Copy each line from the entries that the word "remote" appears in.

--- --- ---

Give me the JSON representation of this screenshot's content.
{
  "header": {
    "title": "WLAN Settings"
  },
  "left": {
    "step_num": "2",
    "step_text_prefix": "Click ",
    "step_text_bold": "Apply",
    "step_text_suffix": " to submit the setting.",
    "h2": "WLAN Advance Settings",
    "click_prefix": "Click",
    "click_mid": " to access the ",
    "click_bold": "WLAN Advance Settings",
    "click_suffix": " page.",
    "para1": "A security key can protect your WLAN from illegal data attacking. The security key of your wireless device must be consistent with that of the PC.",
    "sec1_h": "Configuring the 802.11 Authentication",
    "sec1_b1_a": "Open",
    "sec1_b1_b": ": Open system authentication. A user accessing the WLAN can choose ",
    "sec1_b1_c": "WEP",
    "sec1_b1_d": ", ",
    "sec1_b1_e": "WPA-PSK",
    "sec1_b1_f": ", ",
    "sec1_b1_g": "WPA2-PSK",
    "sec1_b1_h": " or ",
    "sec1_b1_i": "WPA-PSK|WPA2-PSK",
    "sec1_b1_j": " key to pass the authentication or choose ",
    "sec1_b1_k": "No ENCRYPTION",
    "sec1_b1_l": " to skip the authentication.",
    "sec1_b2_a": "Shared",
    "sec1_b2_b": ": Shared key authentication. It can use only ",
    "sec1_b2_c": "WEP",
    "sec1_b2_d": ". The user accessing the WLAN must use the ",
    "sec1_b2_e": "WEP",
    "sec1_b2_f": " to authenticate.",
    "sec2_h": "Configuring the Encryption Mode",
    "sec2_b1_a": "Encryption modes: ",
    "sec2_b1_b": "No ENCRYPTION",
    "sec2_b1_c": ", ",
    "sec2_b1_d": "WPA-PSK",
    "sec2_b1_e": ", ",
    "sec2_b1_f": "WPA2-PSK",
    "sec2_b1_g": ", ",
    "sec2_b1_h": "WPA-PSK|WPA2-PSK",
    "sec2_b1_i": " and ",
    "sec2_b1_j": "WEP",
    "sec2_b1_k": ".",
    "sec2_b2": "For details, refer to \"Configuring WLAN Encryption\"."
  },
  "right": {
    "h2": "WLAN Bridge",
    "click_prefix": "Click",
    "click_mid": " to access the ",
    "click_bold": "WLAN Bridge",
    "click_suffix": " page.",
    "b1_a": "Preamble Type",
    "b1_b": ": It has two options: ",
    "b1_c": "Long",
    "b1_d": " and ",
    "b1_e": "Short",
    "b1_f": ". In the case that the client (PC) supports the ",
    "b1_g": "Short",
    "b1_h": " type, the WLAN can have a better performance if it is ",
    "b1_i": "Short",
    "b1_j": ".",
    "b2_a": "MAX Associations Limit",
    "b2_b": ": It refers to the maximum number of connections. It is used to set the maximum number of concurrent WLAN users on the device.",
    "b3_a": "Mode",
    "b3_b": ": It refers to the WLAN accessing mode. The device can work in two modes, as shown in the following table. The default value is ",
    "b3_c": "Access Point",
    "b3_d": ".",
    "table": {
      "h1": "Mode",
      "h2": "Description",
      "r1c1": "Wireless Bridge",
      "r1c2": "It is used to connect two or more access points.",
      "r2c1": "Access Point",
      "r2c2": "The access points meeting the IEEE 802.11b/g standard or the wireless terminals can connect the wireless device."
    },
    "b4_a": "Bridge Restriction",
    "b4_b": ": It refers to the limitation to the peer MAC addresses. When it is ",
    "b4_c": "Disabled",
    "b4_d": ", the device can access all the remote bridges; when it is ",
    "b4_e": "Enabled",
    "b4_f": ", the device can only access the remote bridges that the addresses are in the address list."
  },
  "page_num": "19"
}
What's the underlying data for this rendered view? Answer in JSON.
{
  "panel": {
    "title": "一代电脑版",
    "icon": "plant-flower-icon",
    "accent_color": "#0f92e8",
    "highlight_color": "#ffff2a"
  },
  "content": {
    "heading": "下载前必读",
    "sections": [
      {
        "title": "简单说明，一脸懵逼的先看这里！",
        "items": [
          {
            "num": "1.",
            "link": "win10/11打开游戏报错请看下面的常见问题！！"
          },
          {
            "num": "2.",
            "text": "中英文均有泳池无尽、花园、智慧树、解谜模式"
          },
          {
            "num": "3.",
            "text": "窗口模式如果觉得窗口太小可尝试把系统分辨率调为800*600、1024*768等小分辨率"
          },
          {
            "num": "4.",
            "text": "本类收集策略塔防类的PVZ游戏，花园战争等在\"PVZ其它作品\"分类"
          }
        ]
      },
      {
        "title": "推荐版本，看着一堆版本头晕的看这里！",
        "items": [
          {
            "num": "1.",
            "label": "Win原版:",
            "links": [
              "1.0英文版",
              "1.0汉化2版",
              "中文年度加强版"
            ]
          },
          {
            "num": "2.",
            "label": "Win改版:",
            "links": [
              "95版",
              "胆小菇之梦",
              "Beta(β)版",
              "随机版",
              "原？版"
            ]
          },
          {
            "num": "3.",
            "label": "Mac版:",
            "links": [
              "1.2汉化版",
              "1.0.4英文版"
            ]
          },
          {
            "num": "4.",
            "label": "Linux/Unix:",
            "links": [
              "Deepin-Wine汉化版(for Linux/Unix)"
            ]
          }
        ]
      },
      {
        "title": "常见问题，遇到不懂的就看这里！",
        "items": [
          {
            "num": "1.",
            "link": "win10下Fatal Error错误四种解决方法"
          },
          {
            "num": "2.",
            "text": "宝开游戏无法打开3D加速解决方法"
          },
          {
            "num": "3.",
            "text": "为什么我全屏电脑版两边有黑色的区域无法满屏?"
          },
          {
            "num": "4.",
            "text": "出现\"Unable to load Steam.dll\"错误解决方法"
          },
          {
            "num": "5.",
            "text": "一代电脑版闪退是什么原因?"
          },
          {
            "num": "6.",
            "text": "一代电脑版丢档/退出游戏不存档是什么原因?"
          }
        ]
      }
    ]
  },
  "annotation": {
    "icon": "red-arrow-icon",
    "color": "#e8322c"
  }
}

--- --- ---

Response area →
    "b4_d": ", the device can access all the remote bridges; when it is ",
    "b4_f": ", the device can only access the remote bridges that the addresses are in the address list."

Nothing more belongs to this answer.